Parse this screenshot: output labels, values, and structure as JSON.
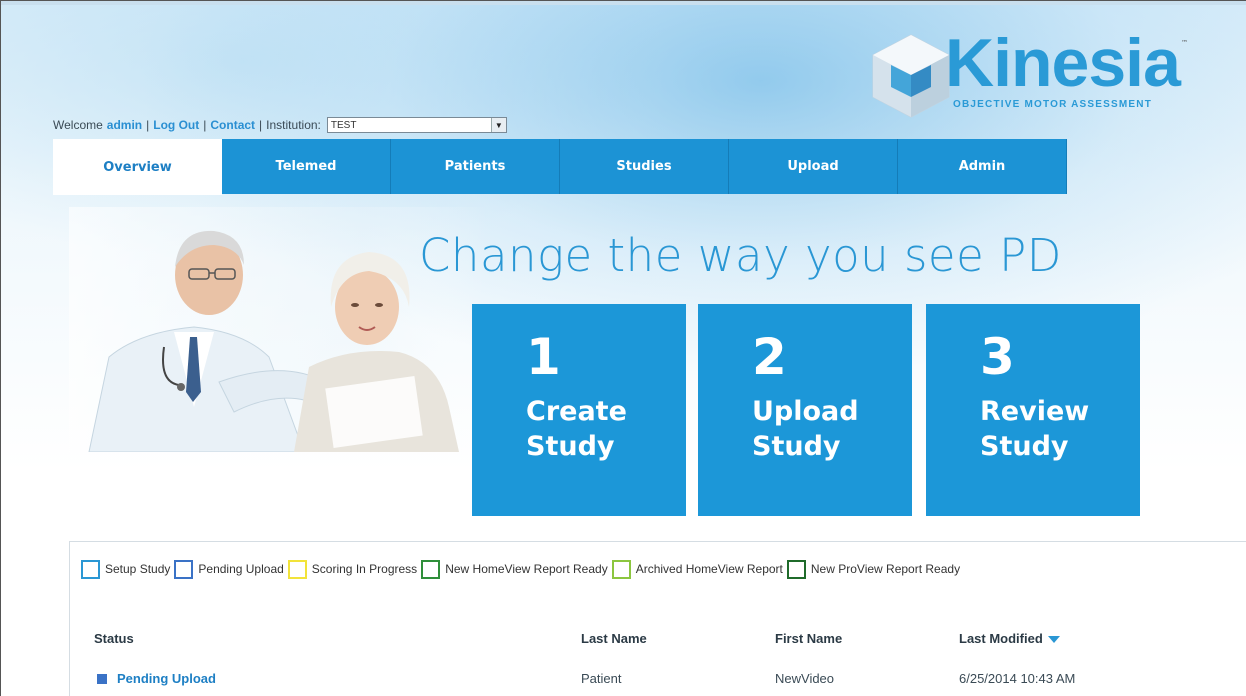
{
  "logo": {
    "word": "Kinesia",
    "tm": "™",
    "tagline": "OBJECTIVE MOTOR ASSESSMENT"
  },
  "userbar": {
    "welcome": "Welcome",
    "username": "admin",
    "logout": "Log Out",
    "contact": "Contact",
    "institution_label": "Institution:",
    "institution_value": "TEST"
  },
  "nav": {
    "tabs": [
      "Overview",
      "Telemed",
      "Patients",
      "Studies",
      "Upload",
      "Admin"
    ],
    "active": "Overview"
  },
  "hero": {
    "title": "Change the way you see PD",
    "steps": [
      {
        "num": "1",
        "text": "Create\nStudy"
      },
      {
        "num": "2",
        "text": "Upload\nStudy"
      },
      {
        "num": "3",
        "text": "Review\nStudy"
      }
    ]
  },
  "legend": [
    {
      "label": "Setup Study",
      "color": "#2a97d4"
    },
    {
      "label": "Pending Upload",
      "color": "#3a72c6"
    },
    {
      "label": "Scoring In Progress",
      "color": "#f2e33a"
    },
    {
      "label": "New HomeView Report Ready",
      "color": "#2f8f3a"
    },
    {
      "label": "Archived HomeView Report",
      "color": "#8cc63f"
    },
    {
      "label": "New ProView Report Ready",
      "color": "#1f6b2a"
    }
  ],
  "table": {
    "headers": {
      "status": "Status",
      "last_name": "Last Name",
      "first_name": "First Name",
      "last_modified": "Last Modified"
    },
    "rows": [
      {
        "status": "Pending Upload",
        "last_name": "Patient",
        "first_name": "NewVideo",
        "last_modified": "6/25/2014 10:43 AM"
      }
    ]
  }
}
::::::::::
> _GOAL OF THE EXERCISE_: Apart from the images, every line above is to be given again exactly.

> _PROBLEM SOLUTION_:
Parse this screenshot: output labels, values, and structure as JSON.
{
  "logo": {
    "word": "Kinesia",
    "tm": "™",
    "tagline": "OBJECTIVE MOTOR ASSESSMENT"
  },
  "userbar": {
    "welcome": "Welcome",
    "username": "admin",
    "logout": "Log Out",
    "contact": "Contact",
    "institution_label": "Institution:",
    "institution_value": "TEST"
  },
  "nav": {
    "tabs": [
      "Overview",
      "Telemed",
      "Patients",
      "Studies",
      "Upload",
      "Admin"
    ],
    "active": "Overview"
  },
  "hero": {
    "title": "Change the way you see PD",
    "steps": [
      {
        "num": "1",
        "text": "Create\nStudy"
      },
      {
        "num": "2",
        "text": "Upload\nStudy"
      },
      {
        "num": "3",
        "text": "Review\nStudy"
      }
    ]
  },
  "legend": [
    {
      "label": "Setup Study",
      "color": "#2a97d4"
    },
    {
      "label": "Pending Upload",
      "color": "#3a72c6"
    },
    {
      "label": "Scoring In Progress",
      "color": "#f2e33a"
    },
    {
      "label": "New HomeView Report Ready",
      "color": "#2f8f3a"
    },
    {
      "label": "Archived HomeView Report",
      "color": "#8cc63f"
    },
    {
      "label": "New ProView Report Ready",
      "color": "#1f6b2a"
    }
  ],
  "table": {
    "headers": {
      "status": "Status",
      "last_name": "Last Name",
      "first_name": "First Name",
      "last_modified": "Last Modified"
    },
    "rows": [
      {
        "status": "Pending Upload",
        "last_name": "Patient",
        "first_name": "NewVideo",
        "last_modified": "6/25/2014 10:43 AM"
      }
    ]
  }
}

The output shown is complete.